    1. Hello Deb!

      Sorry about the delay in my response–holidays, y’know…

      Anyway! You can really start with 8 stitches regardless of the weight of yarn you use. The important thing is to get up to the right width with your increases. That’s the one thing that remains the same no matter what weight your yarn is. So measure the width of the foot you want to knit for and aim for that ultimate width. You’ll want to then continue your increases until your measures approximately that width and is divisible by 6, since the stitch pattern comprises 6 stitches.

      Hope this helps! Please let me know if you have any further questions.

  2. Really awesome pattern. Lots of great tips, too. Thank you so much. We must have a similar foot circumference. I went with 48 sts, too, but looks like it may be slightly big in worsted. 42 is also a multiple of 6. I may try that next time if the socks feel too loose after wearing a bit. Thanks again.

    1. You’re very welcome, Tracy! Yes, 42 stitches will likely get you where you want to be in worsted weight yarn. Good luck!

    1. Hello Anita! At the moment I do not have a separate sock-knitting class. You can follow the videos I have posted and the blog post instructions I have here, but for now I don’t have a separate class. I may form one in the future, though I’m planning to focus on a Ravelry course I’m planning first. Thanks so much for your interest!

  3. I just need some one to tell me what is needed and to where to send it Please

    Maybe a couple of different places in the United States or whatever something is needed
    I lost my husband to Covid several months ago n need to keep busy this winter

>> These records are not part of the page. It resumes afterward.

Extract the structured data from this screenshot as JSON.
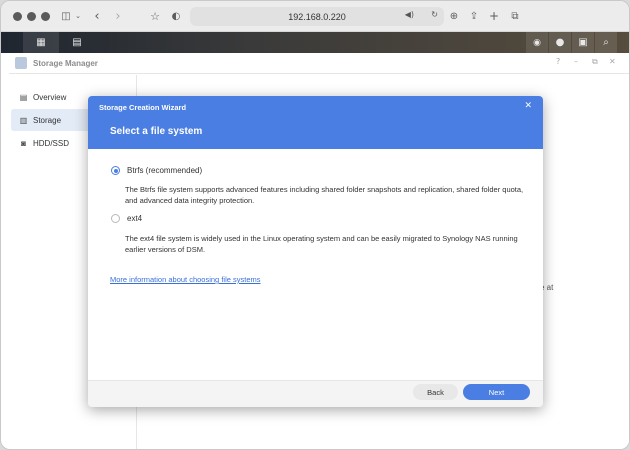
{
  "browser": {
    "url": "192.168.0.220"
  },
  "app": {
    "title": "Storage Manager",
    "window_controls": [
      "?",
      "–",
      "⧉",
      "✕"
    ]
  },
  "sidebar": {
    "items": [
      {
        "label": "Overview",
        "active": false
      },
      {
        "label": "Storage",
        "active": true
      },
      {
        "label": "HDD/SSD",
        "active": false
      }
    ]
  },
  "background_text": "e at",
  "wizard": {
    "header": "Storage Creation Wizard",
    "title": "Select a file system",
    "close": "✕",
    "options": [
      {
        "label": "Btrfs (recommended)",
        "selected": true,
        "description": "The Btrfs file system supports advanced features including shared folder snapshots and replication, shared folder quota, and advanced data integrity protection."
      },
      {
        "label": "ext4",
        "selected": false,
        "description": "The ext4 file system is widely used in the Linux operating system and can be easily migrated to Synology NAS running earlier versions of DSM."
      }
    ],
    "link": "More information about choosing file systems",
    "back_label": "Back",
    "next_label": "Next"
  },
  "colors": {
    "accent": "#4a7ee3",
    "nav_active": "#e3ebf7"
  }
}
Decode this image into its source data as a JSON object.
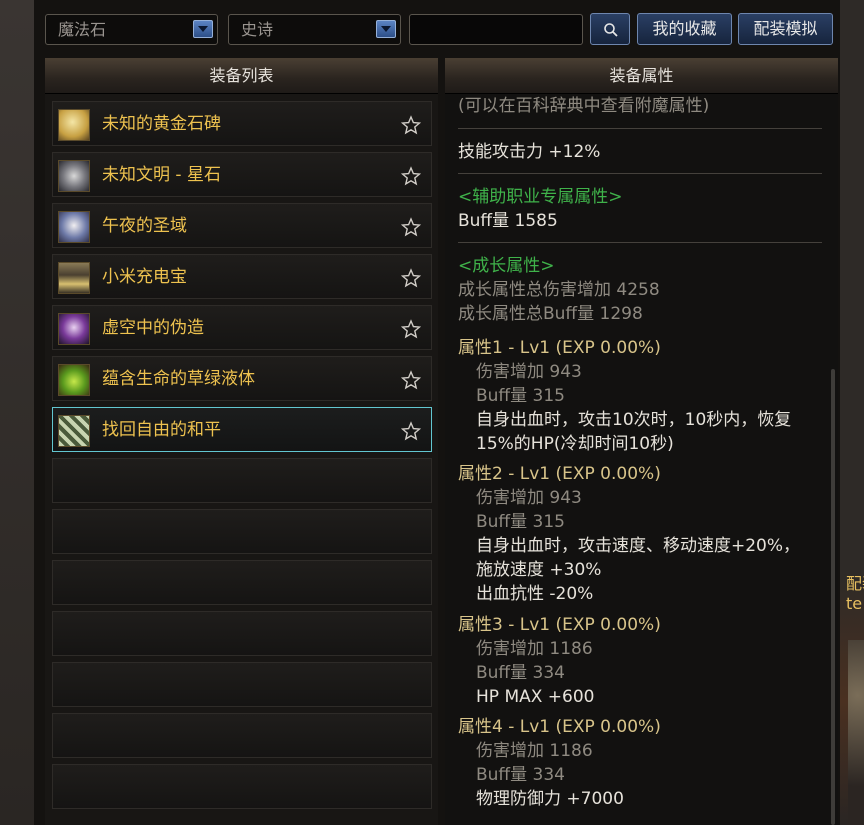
{
  "toolbar": {
    "type_select": "魔法石",
    "rarity_select": "史诗",
    "search_value": "",
    "favorites_label": "我的收藏",
    "simulate_label": "配装模拟"
  },
  "equipment_list": {
    "header": "装备列表",
    "items": [
      {
        "name": "未知的黄金石碑",
        "icon": "golden-tablet-icon"
      },
      {
        "name": "未知文明 - 星石",
        "icon": "star-stone-icon"
      },
      {
        "name": "午夜的圣域",
        "icon": "midnight-sanctuary-icon"
      },
      {
        "name": "小米充电宝",
        "icon": "power-bank-icon"
      },
      {
        "name": "虚空中的伪造",
        "icon": "void-forgery-icon"
      },
      {
        "name": "蕴含生命的草绿液体",
        "icon": "green-liquid-icon"
      },
      {
        "name": "找回自由的和平",
        "icon": "freedom-peace-icon"
      }
    ],
    "selected_index": 6
  },
  "attributes": {
    "header": "装备属性",
    "lines": [
      "(可以在百科辞典中查看附魔属性)",
      "技能攻击力  +12%",
      "<辅助职业专属属性>",
      "Buff量  1585",
      "<成长属性>",
      "成长属性总伤害增加 4258",
      "成长属性总Buff量 1298",
      "属性1 - Lv1 (EXP 0.00%)",
      "伤害增加  943",
      "Buff量  315",
      "自身出血时，攻击10次时，10秒内，恢复",
      "15%的HP(冷却时间10秒)",
      "属性2 - Lv1 (EXP 0.00%)",
      "伤害增加  943",
      "Buff量  315",
      "自身出血时，攻击速度、移动速度+20%，",
      "施放速度 +30%",
      "出血抗性 -20%",
      "属性3 - Lv1 (EXP 0.00%)",
      "伤害增加  1186",
      "Buff量  334",
      "HP MAX +600",
      "属性4 - Lv1 (EXP 0.00%)",
      "伤害增加  1186",
      "Buff量  334",
      "物理防御力 +7000"
    ]
  },
  "side_fragment": "配装\nte",
  "colors": {
    "item_name": "#eec24f",
    "green_header": "#3fb24a",
    "selected_border": "#62c6d0",
    "accent_button": "#16243d"
  }
}
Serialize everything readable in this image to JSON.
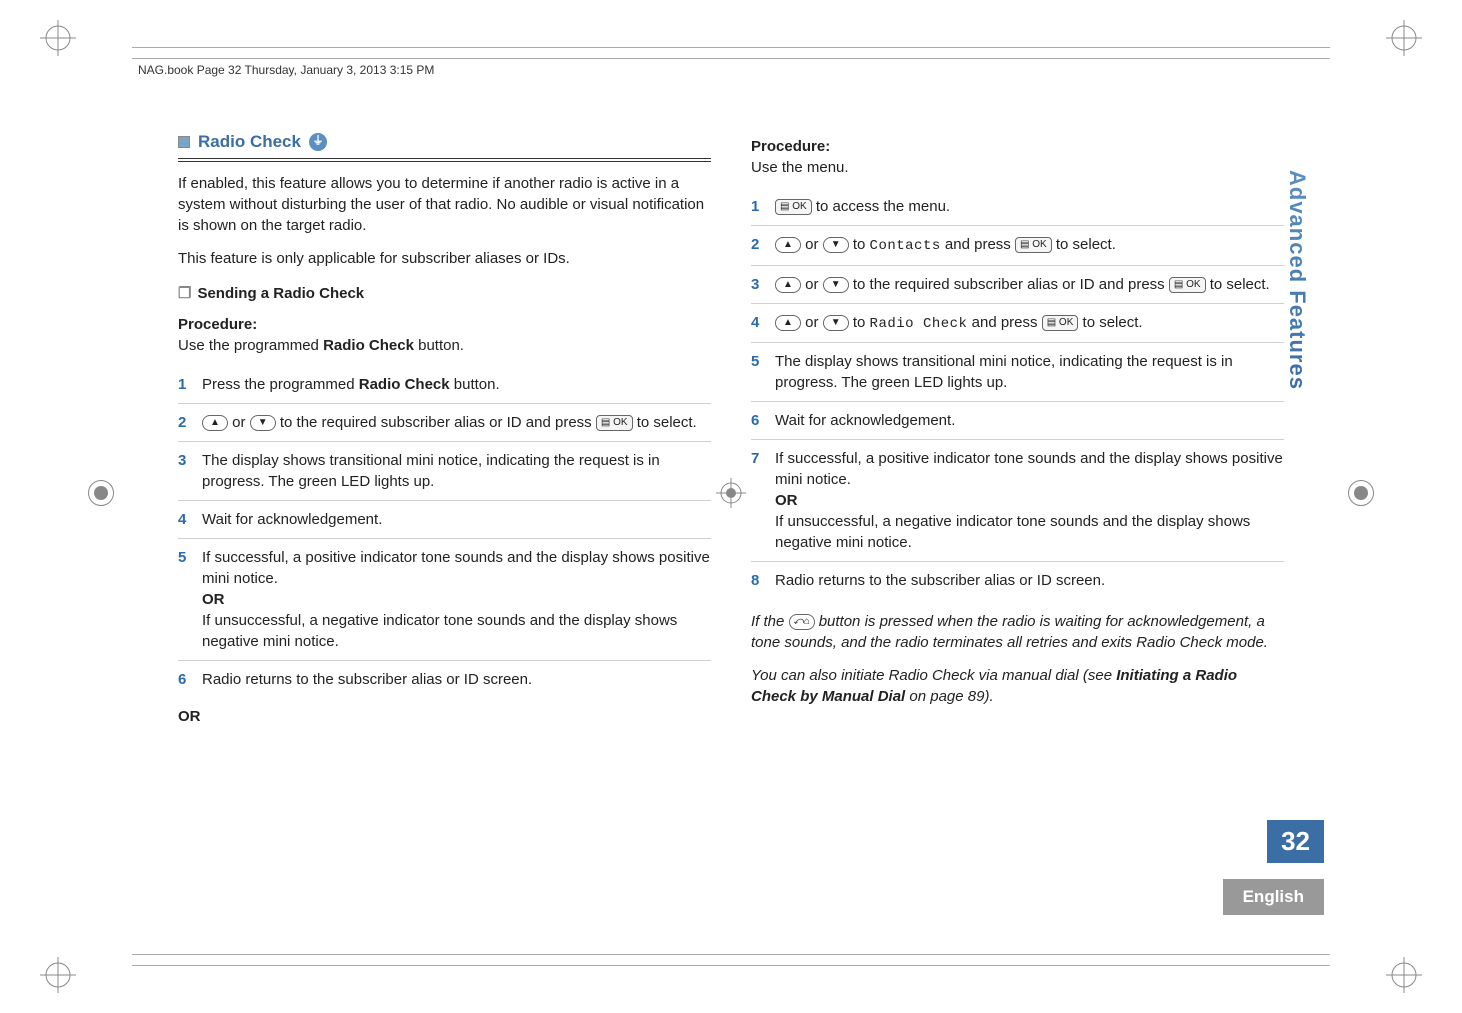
{
  "header": "NAG.book  Page 32  Thursday, January 3, 2013  3:15 PM",
  "side_tab": "Advanced Features",
  "page_number": "32",
  "language": "English",
  "left": {
    "section_title": "Radio Check",
    "para1": "If enabled, this feature allows you to determine if another radio is active in a system without disturbing the user of that radio. No audible or visual notification is shown on the target radio.",
    "para2": "This feature is only applicable for subscriber aliases or IDs.",
    "sub_title": "Sending a Radio Check",
    "proc_label": "Procedure:",
    "proc_sub": "Use the programmed Radio Check button.",
    "steps": [
      "Press the programmed Radio Check button.",
      "__UPDOWN__ to the required subscriber alias or ID and press __OK__ to select.",
      "The display shows transitional mini notice, indicating the request is in progress. The green LED lights up.",
      "Wait for acknowledgement.",
      "If successful, a positive indicator tone sounds and the display shows positive mini notice.\nOR\nIf unsuccessful, a negative indicator tone sounds and the display shows negative mini notice.",
      "Radio returns to the subscriber alias or ID screen."
    ],
    "or_end": "OR"
  },
  "right": {
    "proc_label": "Procedure:",
    "proc_sub": "Use the menu.",
    "steps": {
      "s1": " to access the menu.",
      "s2a": " or ",
      "s2b": " to ",
      "s2_contacts": "Contacts",
      "s2c": " and press ",
      "s2d": " to select.",
      "s3a": " or ",
      "s3b": " to the required subscriber alias or ID and press ",
      "s3c": " to select.",
      "s4a": " or ",
      "s4b": " to ",
      "s4_radio": "Radio Check",
      "s4c": " and press ",
      "s4d": " to select.",
      "s5": "The display shows transitional mini notice, indicating the request is in progress. The green LED lights up.",
      "s6": "Wait for acknowledgement.",
      "s7a": "If successful, a positive indicator tone sounds and the display shows positive mini notice.",
      "s7or": "OR",
      "s7b": "If unsuccessful, a negative indicator tone sounds and the display shows negative mini notice.",
      "s8": "Radio returns to the subscriber alias or ID screen."
    },
    "note1a": "If the ",
    "note1b": " button is pressed when the radio is waiting for acknowledgement, a tone sounds, and the radio terminates all retries and exits Radio Check mode.",
    "note2a": "You can also initiate Radio Check via manual dial (see ",
    "note2ref": "Initiating a Radio Check by Manual Dial",
    "note2b": " on page 89)."
  }
}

  4. Thankyou. I knit for the people of pine ridge reservation in S.D. most live in severe poverty. Cannot afford heat. They need warm items.